══ Provided entries ══

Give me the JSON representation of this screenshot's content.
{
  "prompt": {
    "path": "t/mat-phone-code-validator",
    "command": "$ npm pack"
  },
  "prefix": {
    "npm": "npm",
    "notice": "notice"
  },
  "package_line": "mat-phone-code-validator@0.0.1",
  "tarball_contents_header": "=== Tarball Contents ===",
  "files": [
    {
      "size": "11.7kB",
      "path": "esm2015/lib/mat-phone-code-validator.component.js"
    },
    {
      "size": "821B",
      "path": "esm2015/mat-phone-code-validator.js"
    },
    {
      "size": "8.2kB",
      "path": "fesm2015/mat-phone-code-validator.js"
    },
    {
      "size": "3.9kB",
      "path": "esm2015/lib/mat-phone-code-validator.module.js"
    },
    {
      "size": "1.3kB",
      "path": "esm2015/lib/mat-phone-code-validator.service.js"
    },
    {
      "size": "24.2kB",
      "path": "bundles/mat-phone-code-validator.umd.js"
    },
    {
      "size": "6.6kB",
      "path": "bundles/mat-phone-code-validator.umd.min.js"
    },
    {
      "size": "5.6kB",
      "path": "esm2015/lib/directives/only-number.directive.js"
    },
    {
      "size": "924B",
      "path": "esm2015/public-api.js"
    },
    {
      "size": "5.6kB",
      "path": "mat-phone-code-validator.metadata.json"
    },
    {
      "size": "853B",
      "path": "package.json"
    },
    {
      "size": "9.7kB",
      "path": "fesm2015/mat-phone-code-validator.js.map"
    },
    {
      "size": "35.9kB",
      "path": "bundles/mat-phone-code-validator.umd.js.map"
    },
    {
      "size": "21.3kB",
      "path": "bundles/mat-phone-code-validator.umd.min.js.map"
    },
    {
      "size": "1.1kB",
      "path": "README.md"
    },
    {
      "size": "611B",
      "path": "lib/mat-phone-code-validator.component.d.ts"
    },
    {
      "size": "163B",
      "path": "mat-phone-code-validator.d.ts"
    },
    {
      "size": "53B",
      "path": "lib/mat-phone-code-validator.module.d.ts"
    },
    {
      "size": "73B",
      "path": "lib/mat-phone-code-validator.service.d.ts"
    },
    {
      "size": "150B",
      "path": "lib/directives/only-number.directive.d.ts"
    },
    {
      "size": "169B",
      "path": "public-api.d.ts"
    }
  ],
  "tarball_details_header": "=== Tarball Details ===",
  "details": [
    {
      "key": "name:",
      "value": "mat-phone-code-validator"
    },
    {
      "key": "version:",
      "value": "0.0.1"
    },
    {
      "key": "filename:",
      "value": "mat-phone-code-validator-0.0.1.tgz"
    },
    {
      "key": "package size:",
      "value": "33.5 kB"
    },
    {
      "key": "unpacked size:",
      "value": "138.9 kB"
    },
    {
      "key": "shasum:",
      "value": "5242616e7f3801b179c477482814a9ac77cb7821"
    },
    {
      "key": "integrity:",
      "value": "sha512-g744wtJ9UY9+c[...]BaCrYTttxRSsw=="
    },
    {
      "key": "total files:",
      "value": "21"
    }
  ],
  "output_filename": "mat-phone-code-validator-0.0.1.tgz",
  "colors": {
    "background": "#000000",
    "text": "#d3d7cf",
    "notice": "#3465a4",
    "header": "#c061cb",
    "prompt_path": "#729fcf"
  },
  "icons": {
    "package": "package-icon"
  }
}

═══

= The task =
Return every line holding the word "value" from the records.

= Solution to the problem =
      "value": "mat-phone-code-validator"
      "value": "0.0.1"
      "value": "mat-phone-code-validator-0.0.1.tgz"
      "value": "33.5 kB"
      "value": "138.9 kB"
      "value": "5242616e7f3801b179c477482814a9ac77cb7821"
      "value": "sha512-g744wtJ9UY9+c[...]BaCrYTttxRSsw=="
      "value": "21"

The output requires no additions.